◆ **To do**:
Should an entry contain an image, leave the image out and repeat the entry's text exactly.

[Page and application data records]
++++

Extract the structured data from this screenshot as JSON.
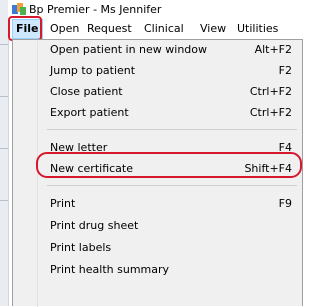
{
  "window": {
    "title": "Bp Premier - Ms Jennifer",
    "icon": "bp-premier-app-icon"
  },
  "menubar": {
    "items": [
      {
        "label": "File",
        "active": true
      },
      {
        "label": "Open"
      },
      {
        "label": "Request"
      },
      {
        "label": "Clinical"
      },
      {
        "label": "View"
      },
      {
        "label": "Utilities"
      }
    ]
  },
  "file_menu": {
    "items": [
      {
        "label": "Open patient in new window",
        "shortcut": "Alt+F2"
      },
      {
        "label": "Jump to patient",
        "shortcut": "F2"
      },
      {
        "label": "Close patient",
        "shortcut": "Ctrl+F2"
      },
      {
        "label": "Export patient",
        "shortcut": "Ctrl+F2"
      },
      {
        "label": "New letter",
        "shortcut": "F4"
      },
      {
        "label": "New certificate",
        "shortcut": "Shift+F4"
      },
      {
        "label": "Print",
        "shortcut": "F9"
      },
      {
        "label": "Print drug sheet",
        "shortcut": ""
      },
      {
        "label": "Print labels",
        "shortcut": ""
      },
      {
        "label": "Print health summary",
        "shortcut": ""
      }
    ]
  },
  "annotation": {
    "highlight_color": "#d7192e"
  }
}
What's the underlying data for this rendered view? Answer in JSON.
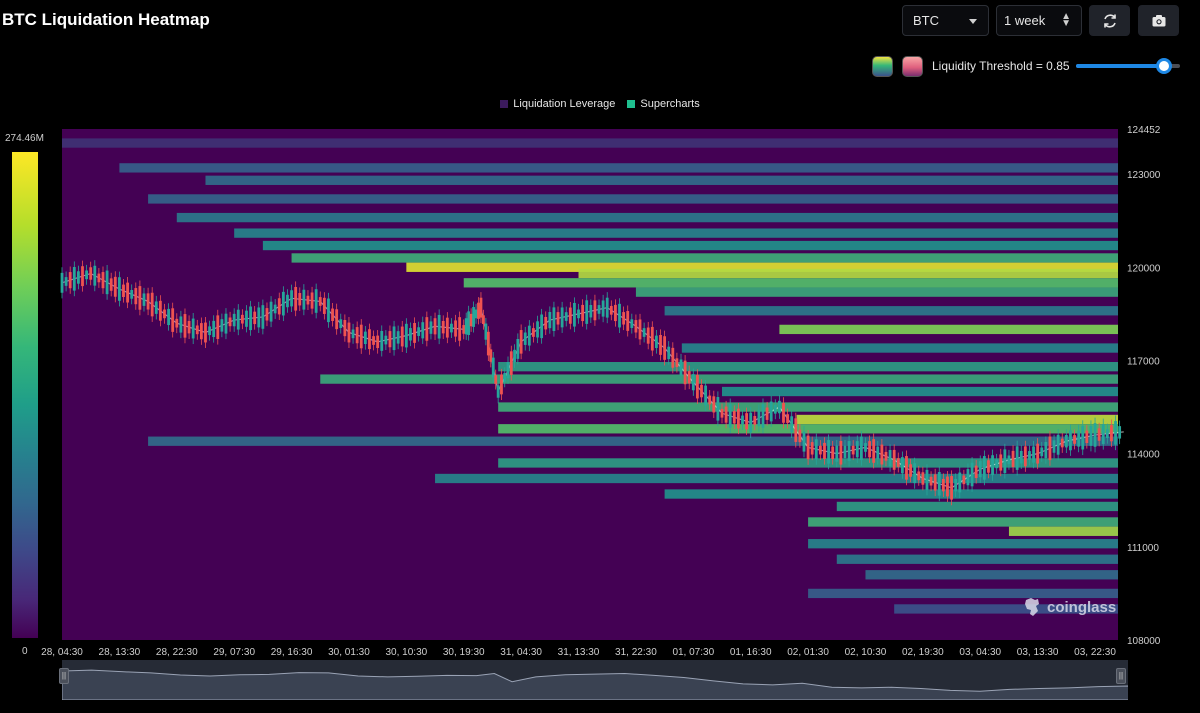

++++

◆ **Solution for this exercise**:
Extract the structured data from this screenshot as JSON.
{
  "window": {
    "title": "Bp Premier - Ms Jennifer",
    "icon": "bp-premier-app-icon"
  },
  "menubar": {
    "items": [
      {
        "label": "File",
        "active": true
      },
      {
        "label": "Open"
      },
      {
        "label": "Request"
      },
      {
        "label": "Clinical"
      },
      {
        "label": "View"
      },
      {
        "label": "Utilities"
      }
    ]
  },
  "file_menu": {
    "items": [
      {
        "label": "Open patient in new window",
        "shortcut": "Alt+F2"
      },
      {
        "label": "Jump to patient",
        "shortcut": "F2"
      },
      {
        "label": "Close patient",
        "shortcut": "Ctrl+F2"
      },
      {
        "label": "Export patient",
        "shortcut": "Ctrl+F2"
      },
      {
        "label": "New letter",
        "shortcut": "F4"
      },
      {
        "label": "New certificate",
        "shortcut": "Shift+F4"
      },
      {
        "label": "Print",
        "shortcut": "F9"
      },
      {
        "label": "Print drug sheet",
        "shortcut": ""
      },
      {
        "label": "Print labels",
        "shortcut": ""
      },
      {
        "label": "Print health summary",
        "shortcut": ""
      }
    ]
  },
  "annotation": {
    "highlight_color": "#d7192e"
  }
}
What's the underlying data for this rendered view? Answer in JSON.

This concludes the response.